## Input
☆ ☆ ☆ ☆ ☆ ☆ ☆
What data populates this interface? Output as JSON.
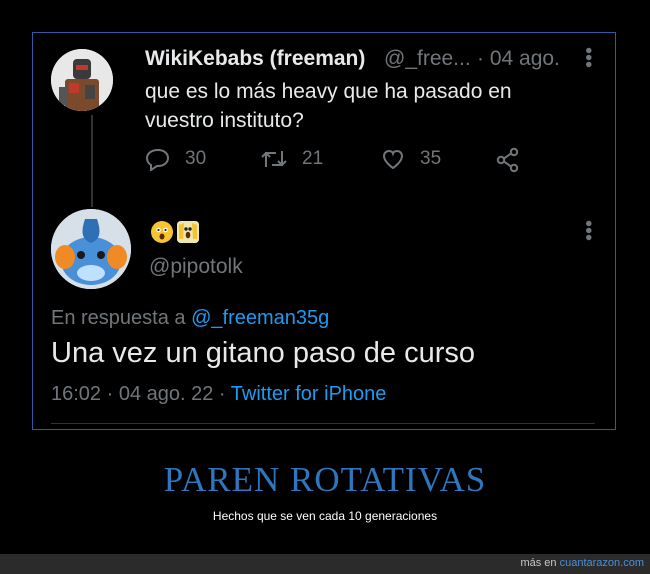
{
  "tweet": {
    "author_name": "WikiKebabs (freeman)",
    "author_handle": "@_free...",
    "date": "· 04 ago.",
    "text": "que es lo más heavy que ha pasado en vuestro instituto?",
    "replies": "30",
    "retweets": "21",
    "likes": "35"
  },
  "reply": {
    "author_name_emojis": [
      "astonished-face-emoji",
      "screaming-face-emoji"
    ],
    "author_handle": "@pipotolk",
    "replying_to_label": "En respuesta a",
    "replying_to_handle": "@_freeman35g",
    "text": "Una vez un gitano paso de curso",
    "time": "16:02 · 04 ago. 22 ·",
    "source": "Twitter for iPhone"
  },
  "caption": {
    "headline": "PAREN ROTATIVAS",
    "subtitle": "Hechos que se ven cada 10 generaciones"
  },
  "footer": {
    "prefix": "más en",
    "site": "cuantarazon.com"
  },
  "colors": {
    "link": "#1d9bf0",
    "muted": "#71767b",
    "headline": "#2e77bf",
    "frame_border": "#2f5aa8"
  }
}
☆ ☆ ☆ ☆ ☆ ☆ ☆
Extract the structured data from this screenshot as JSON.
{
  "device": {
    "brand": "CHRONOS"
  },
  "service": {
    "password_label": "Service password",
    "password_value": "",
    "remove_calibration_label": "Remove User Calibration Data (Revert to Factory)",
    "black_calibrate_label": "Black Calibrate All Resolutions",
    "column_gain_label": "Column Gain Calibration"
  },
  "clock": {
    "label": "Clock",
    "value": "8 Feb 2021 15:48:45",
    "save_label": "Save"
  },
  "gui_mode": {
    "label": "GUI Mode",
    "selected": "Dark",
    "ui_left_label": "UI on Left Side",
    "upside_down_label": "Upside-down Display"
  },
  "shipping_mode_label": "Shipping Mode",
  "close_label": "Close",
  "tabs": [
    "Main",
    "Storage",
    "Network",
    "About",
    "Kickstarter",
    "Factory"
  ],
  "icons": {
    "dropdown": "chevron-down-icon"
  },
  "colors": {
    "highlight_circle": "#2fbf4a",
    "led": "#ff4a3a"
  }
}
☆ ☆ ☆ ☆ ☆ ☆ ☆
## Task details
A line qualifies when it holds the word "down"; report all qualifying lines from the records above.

## Output below
    "upside_down_label": "Upside-down Display"
    "dropdown": "chevron-down-icon"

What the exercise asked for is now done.